▶ _WORK TO BE COMPLETED_
Every entry must be duplicated word for word.

▶ _INFORMATION SHOWN_

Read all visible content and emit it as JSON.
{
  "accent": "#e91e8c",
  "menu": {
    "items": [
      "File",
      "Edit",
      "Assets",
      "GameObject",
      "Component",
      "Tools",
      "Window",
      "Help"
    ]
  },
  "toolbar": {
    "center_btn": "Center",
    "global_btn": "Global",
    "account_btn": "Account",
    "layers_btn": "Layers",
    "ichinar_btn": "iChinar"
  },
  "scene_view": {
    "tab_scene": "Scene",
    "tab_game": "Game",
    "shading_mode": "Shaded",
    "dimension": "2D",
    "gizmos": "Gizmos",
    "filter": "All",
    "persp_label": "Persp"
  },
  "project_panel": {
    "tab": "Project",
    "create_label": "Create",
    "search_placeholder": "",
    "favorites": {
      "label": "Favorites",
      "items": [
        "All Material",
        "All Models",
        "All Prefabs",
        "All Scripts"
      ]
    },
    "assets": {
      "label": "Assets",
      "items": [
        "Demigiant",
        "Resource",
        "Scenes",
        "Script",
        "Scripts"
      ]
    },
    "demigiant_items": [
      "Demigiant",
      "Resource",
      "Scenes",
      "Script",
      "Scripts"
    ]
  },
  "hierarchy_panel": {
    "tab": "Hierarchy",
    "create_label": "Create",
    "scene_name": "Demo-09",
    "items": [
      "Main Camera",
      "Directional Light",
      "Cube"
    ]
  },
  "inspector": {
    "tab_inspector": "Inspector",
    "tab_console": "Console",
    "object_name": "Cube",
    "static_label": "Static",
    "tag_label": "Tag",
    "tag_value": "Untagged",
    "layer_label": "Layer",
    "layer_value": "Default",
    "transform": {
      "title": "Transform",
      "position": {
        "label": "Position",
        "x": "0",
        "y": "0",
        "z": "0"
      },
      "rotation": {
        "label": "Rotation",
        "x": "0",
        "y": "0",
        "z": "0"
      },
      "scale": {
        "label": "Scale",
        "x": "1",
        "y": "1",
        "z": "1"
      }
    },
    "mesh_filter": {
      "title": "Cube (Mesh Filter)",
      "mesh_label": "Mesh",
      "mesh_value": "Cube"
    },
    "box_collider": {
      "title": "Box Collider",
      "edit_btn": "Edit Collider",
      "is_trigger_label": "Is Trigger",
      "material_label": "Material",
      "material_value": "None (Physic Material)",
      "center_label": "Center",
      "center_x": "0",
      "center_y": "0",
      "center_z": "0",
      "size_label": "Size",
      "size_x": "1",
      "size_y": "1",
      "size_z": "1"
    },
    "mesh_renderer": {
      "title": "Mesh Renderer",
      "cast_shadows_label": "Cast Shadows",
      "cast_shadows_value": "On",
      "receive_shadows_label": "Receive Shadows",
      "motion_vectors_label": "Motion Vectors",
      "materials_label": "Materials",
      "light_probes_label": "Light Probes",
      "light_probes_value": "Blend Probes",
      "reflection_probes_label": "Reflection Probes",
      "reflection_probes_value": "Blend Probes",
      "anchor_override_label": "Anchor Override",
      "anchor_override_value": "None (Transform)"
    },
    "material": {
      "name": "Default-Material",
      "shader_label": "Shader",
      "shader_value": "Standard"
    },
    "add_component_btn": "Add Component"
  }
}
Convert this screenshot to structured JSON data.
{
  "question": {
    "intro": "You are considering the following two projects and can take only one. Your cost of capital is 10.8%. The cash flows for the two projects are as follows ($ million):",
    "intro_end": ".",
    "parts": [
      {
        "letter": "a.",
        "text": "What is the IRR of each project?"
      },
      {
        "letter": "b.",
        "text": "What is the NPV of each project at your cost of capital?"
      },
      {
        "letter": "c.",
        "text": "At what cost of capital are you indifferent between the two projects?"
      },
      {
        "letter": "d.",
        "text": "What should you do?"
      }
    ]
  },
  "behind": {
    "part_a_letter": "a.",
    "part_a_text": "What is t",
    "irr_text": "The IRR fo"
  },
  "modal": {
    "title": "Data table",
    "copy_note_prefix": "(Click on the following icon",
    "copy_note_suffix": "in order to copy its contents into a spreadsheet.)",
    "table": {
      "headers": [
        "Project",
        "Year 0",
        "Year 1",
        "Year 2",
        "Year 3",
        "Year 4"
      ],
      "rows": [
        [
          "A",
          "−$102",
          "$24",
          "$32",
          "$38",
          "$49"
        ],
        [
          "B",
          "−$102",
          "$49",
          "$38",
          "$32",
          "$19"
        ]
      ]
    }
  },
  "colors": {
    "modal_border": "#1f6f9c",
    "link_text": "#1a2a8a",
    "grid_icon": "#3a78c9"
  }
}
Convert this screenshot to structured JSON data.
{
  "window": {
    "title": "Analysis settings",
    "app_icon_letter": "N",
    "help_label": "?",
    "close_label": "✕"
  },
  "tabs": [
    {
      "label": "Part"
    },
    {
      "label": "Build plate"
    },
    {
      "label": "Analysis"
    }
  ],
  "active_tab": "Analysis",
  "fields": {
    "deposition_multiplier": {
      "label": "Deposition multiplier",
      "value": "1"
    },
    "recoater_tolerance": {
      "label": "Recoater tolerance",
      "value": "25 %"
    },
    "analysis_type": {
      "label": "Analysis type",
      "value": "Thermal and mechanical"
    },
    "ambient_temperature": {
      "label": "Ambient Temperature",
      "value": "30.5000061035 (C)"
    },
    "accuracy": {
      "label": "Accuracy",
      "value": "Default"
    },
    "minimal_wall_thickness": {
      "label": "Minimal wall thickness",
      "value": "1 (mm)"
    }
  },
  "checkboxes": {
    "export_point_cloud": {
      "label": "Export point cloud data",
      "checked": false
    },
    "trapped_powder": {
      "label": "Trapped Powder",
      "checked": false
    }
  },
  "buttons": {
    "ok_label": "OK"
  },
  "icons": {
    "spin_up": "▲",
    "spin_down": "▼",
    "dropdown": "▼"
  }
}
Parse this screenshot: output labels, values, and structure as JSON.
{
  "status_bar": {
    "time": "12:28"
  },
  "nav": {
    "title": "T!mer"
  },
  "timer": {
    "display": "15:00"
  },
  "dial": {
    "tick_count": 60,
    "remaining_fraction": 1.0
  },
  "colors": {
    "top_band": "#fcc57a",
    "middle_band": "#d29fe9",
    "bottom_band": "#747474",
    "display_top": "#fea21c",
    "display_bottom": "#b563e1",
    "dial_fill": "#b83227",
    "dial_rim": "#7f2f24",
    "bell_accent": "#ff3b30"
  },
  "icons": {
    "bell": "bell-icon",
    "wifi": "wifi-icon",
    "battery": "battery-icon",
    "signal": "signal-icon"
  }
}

▶ _RESPONSE FOR THIS EXERCISE_
Read all visible content and emit it as JSON.
{
  "accent": "#e91e8c",
  "menu": {
    "items": [
      "File",
      "Edit",
      "Assets",
      "GameObject",
      "Component",
      "Tools",
      "Window",
      "Help"
    ]
  },
  "toolbar": {
    "center_btn": "Center",
    "global_btn": "Global",
    "account_btn": "Account",
    "layers_btn": "Layers",
    "ichinar_btn": "iChinar"
  },
  "scene_view": {
    "tab_scene": "Scene",
    "tab_game": "Game",
    "shading_mode": "Shaded",
    "dimension": "2D",
    "gizmos": "Gizmos",
    "filter": "All",
    "persp_label": "Persp"
  },
  "project_panel": {
    "tab": "Project",
    "create_label": "Create",
    "search_placeholder": "",
    "favorites": {
      "label": "Favorites",
      "items": [
        "All Material",
        "All Models",
        "All Prefabs",
        "All Scripts"
      ]
    },
    "assets": {
      "label": "Assets",
      "items": [
        "Demigiant",
        "Resource",
        "Scenes",
        "Script",
        "Scripts"
      ]
    },
    "demigiant_items": [
      "Demigiant",
      "Resource",
      "Scenes",
      "Script",
      "Scripts"
    ]
  },
  "hierarchy_panel": {
    "tab": "Hierarchy",
    "create_label": "Create",
    "scene_name": "Demo-09",
    "items": [
      "Main Camera",
      "Directional Light",
      "Cube"
    ]
  },
  "inspector": {
    "tab_inspector": "Inspector",
    "tab_console": "Console",
    "object_name": "Cube",
    "static_label": "Static",
    "tag_label": "Tag",
    "tag_value": "Untagged",
    "layer_label": "Layer",
    "layer_value": "Default",
    "transform": {
      "title": "Transform",
      "position": {
        "label": "Position",
        "x": "0",
        "y": "0",
        "z": "0"
      },
      "rotation": {
        "label": "Rotation",
        "x": "0",
        "y": "0",
        "z": "0"
      },
      "scale": {
        "label": "Scale",
        "x": "1",
        "y": "1",
        "z": "1"
      }
    },
    "mesh_filter": {
      "title": "Cube (Mesh Filter)",
      "mesh_label": "Mesh",
      "mesh_value": "Cube"
    },
    "box_collider": {
      "title": "Box Collider",
      "edit_btn": "Edit Collider",
      "is_trigger_label": "Is Trigger",
      "material_label": "Material",
      "material_value": "None (Physic Material)",
      "center_label": "Center",
      "center_x": "0",
      "center_y": "0",
      "center_z": "0",
      "size_label": "Size",
      "size_x": "1",
      "size_y": "1",
      "size_z": "1"
    },
    "mesh_renderer": {
      "title": "Mesh Renderer",
      "cast_shadows_label": "Cast Shadows",
      "cast_shadows_value": "On",
      "receive_shadows_label": "Receive Shadows",
      "motion_vectors_label": "Motion Vectors",
      "materials_label": "Materials",
      "light_probes_label": "Light Probes",
      "light_probes_value": "Blend Probes",
      "reflection_probes_label": "Reflection Probes",
      "reflection_probes_value": "Blend Probes",
      "anchor_override_label": "Anchor Override",
      "anchor_override_value": "None (Transform)"
    },
    "material": {
      "name": "Default-Material",
      "shader_label": "Shader",
      "shader_value": "Standard"
    },
    "add_component_btn": "Add Component"
  }
}
Convert this screenshot to structured JSON data.
{
  "question": {
    "intro": "You are considering the following two projects and can take only one. Your cost of capital is 10.8%. The cash flows for the two projects are as follows ($ million):",
    "intro_end": ".",
    "parts": [
      {
        "letter": "a.",
        "text": "What is the IRR of each project?"
      },
      {
        "letter": "b.",
        "text": "What is the NPV of each project at your cost of capital?"
      },
      {
        "letter": "c.",
        "text": "At what cost of capital are you indifferent between the two projects?"
      },
      {
        "letter": "d.",
        "text": "What should you do?"
      }
    ]
  },
  "behind": {
    "part_a_letter": "a.",
    "part_a_text": "What is t",
    "irr_text": "The IRR fo"
  },
  "modal": {
    "title": "Data table",
    "copy_note_prefix": "(Click on the following icon",
    "copy_note_suffix": "in order to copy its contents into a spreadsheet.)",
    "table": {
      "headers": [
        "Project",
        "Year 0",
        "Year 1",
        "Year 2",
        "Year 3",
        "Year 4"
      ],
      "rows": [
        [
          "A",
          "−$102",
          "$24",
          "$32",
          "$38",
          "$49"
        ],
        [
          "B",
          "−$102",
          "$49",
          "$38",
          "$32",
          "$19"
        ]
      ]
    }
  },
  "colors": {
    "modal_border": "#1f6f9c",
    "link_text": "#1a2a8a",
    "grid_icon": "#3a78c9"
  }
}
Convert this screenshot to structured JSON data.
{
  "window": {
    "title": "Analysis settings",
    "app_icon_letter": "N",
    "help_label": "?",
    "close_label": "✕"
  },
  "tabs": [
    {
      "label": "Part"
    },
    {
      "label": "Build plate"
    },
    {
      "label": "Analysis"
    }
  ],
  "active_tab": "Analysis",
  "fields": {
    "deposition_multiplier": {
      "label": "Deposition multiplier",
      "value": "1"
    },
    "recoater_tolerance": {
      "label": "Recoater tolerance",
      "value": "25 %"
    },
    "analysis_type": {
      "label": "Analysis type",
      "value": "Thermal and mechanical"
    },
    "ambient_temperature": {
      "label": "Ambient Temperature",
      "value": "30.5000061035 (C)"
    },
    "accuracy": {
      "label": "Accuracy",
      "value": "Default"
    },
    "minimal_wall_thickness": {
      "label": "Minimal wall thickness",
      "value": "1 (mm)"
    }
  },
  "checkboxes": {
    "export_point_cloud": {
      "label": "Export point cloud data",
      "checked": false
    },
    "trapped_powder": {
      "label": "Trapped Powder",
      "checked": false
    }
  },
  "buttons": {
    "ok_label": "OK"
  },
  "icons": {
    "spin_up": "▲",
    "spin_down": "▼",
    "dropdown": "▼"
  }
}
Parse this screenshot: output labels, values, and structure as JSON.
{
  "status_bar": {
    "time": "12:28"
  },
  "nav": {
    "title": "T!mer"
  },
  "timer": {
    "display": "15:00"
  },
  "dial": {
    "tick_count": 60,
    "remaining_fraction": 1.0
  },
  "colors": {
    "top_band": "#fcc57a",
    "middle_band": "#d29fe9",
    "bottom_band": "#747474",
    "display_top": "#fea21c",
    "display_bottom": "#b563e1",
    "dial_fill": "#b83227",
    "dial_rim": "#7f2f24",
    "bell_accent": "#ff3b30"
  },
  "icons": {
    "bell": "bell-icon",
    "wifi": "wifi-icon",
    "battery": "battery-icon",
    "signal": "signal-icon"
  }
}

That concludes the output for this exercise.